◆ Exercise goal:
Your task is to return the data below, word for word.

◆ Data for this exercise:
--------

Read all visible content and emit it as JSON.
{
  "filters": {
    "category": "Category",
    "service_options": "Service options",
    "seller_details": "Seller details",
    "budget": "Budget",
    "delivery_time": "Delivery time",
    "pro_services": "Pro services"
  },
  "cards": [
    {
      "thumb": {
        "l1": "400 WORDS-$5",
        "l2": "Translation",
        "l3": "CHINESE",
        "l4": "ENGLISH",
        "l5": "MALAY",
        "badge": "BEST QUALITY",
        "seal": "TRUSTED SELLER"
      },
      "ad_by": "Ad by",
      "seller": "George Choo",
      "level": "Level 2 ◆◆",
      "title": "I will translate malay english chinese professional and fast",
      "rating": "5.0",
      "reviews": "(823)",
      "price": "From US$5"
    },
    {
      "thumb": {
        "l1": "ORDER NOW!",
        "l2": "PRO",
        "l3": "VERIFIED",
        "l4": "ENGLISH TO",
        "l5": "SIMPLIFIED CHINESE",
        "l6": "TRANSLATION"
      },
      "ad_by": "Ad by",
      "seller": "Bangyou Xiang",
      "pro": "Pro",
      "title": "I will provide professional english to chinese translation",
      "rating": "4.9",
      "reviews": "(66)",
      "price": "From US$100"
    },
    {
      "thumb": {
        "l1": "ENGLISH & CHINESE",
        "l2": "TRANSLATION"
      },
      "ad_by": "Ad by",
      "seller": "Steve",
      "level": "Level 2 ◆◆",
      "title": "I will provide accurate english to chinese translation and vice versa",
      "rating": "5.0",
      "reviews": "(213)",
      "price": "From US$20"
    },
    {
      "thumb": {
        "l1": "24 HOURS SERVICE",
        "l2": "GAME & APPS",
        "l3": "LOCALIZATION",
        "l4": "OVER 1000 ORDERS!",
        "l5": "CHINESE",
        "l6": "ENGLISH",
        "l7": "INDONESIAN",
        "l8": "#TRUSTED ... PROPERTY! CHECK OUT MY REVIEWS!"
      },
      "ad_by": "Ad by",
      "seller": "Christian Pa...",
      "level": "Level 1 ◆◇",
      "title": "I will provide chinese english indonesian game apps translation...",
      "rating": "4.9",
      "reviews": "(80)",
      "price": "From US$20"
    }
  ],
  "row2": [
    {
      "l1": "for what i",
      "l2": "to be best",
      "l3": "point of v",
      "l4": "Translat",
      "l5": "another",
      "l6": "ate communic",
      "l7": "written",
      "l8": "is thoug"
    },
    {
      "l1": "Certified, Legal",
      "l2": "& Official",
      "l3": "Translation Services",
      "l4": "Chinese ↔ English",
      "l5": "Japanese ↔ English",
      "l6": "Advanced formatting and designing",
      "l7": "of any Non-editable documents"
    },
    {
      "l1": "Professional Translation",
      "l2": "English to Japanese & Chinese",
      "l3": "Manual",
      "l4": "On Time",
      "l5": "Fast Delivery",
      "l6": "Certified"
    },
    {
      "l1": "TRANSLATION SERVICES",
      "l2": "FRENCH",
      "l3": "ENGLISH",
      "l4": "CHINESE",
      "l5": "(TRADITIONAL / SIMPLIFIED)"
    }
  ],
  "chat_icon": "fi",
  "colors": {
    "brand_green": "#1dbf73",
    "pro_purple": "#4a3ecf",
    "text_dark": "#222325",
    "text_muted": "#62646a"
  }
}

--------

◆ Solution for this exercise:
Read all visible content and emit it as JSON.
{
  "filters": {
    "category": "Category",
    "service_options": "Service options",
    "seller_details": "Seller details",
    "budget": "Budget",
    "delivery_time": "Delivery time",
    "pro_services": "Pro services"
  },
  "cards": [
    {
      "thumb": {
        "l1": "400 WORDS-$5",
        "l2": "Translation",
        "l3": "CHINESE",
        "l4": "ENGLISH",
        "l5": "MALAY",
        "badge": "BEST QUALITY",
        "seal": "TRUSTED SELLER"
      },
      "ad_by": "Ad by",
      "seller": "George Choo",
      "level": "Level 2 ◆◆",
      "title": "I will translate malay english chinese professional and fast",
      "rating": "5.0",
      "reviews": "(823)",
      "price": "From US$5"
    },
    {
      "thumb": {
        "l1": "ORDER NOW!",
        "l2": "PRO",
        "l3": "VERIFIED",
        "l4": "ENGLISH TO",
        "l5": "SIMPLIFIED CHINESE",
        "l6": "TRANSLATION"
      },
      "ad_by": "Ad by",
      "seller": "Bangyou Xiang",
      "pro": "Pro",
      "title": "I will provide professional english to chinese translation",
      "rating": "4.9",
      "reviews": "(66)",
      "price": "From US$100"
    },
    {
      "thumb": {
        "l1": "ENGLISH & CHINESE",
        "l2": "TRANSLATION"
      },
      "ad_by": "Ad by",
      "seller": "Steve",
      "level": "Level 2 ◆◆",
      "title": "I will provide accurate english to chinese translation and vice versa",
      "rating": "5.0",
      "reviews": "(213)",
      "price": "From US$20"
    },
    {
      "thumb": {
        "l1": "24 HOURS SERVICE",
        "l2": "GAME & APPS",
        "l3": "LOCALIZATION",
        "l4": "OVER 1000 ORDERS!",
        "l5": "CHINESE",
        "l6": "ENGLISH",
        "l7": "INDONESIAN",
        "l8": "#TRUSTED ... PROPERTY! CHECK OUT MY REVIEWS!"
      },
      "ad_by": "Ad by",
      "seller": "Christian Pa...",
      "level": "Level 1 ◆◇",
      "title": "I will provide chinese english indonesian game apps translation...",
      "rating": "4.9",
      "reviews": "(80)",
      "price": "From US$20"
    }
  ],
  "row2": [
    {
      "l1": "for what i",
      "l2": "to be best",
      "l3": "point of v",
      "l4": "Translat",
      "l5": "another",
      "l6": "ate communic",
      "l7": "written",
      "l8": "is thoug"
    },
    {
      "l1": "Certified, Legal",
      "l2": "& Official",
      "l3": "Translation Services",
      "l4": "Chinese ↔ English",
      "l5": "Japanese ↔ English",
      "l6": "Advanced formatting and designing",
      "l7": "of any Non-editable documents"
    },
    {
      "l1": "Professional Translation",
      "l2": "English to Japanese & Chinese",
      "l3": "Manual",
      "l4": "On Time",
      "l5": "Fast Delivery",
      "l6": "Certified"
    },
    {
      "l1": "TRANSLATION SERVICES",
      "l2": "FRENCH",
      "l3": "ENGLISH",
      "l4": "CHINESE",
      "l5": "(TRADITIONAL / SIMPLIFIED)"
    }
  ],
  "chat_icon": "fi",
  "colors": {
    "brand_green": "#1dbf73",
    "pro_purple": "#4a3ecf",
    "text_dark": "#222325",
    "text_muted": "#62646a"
  }
}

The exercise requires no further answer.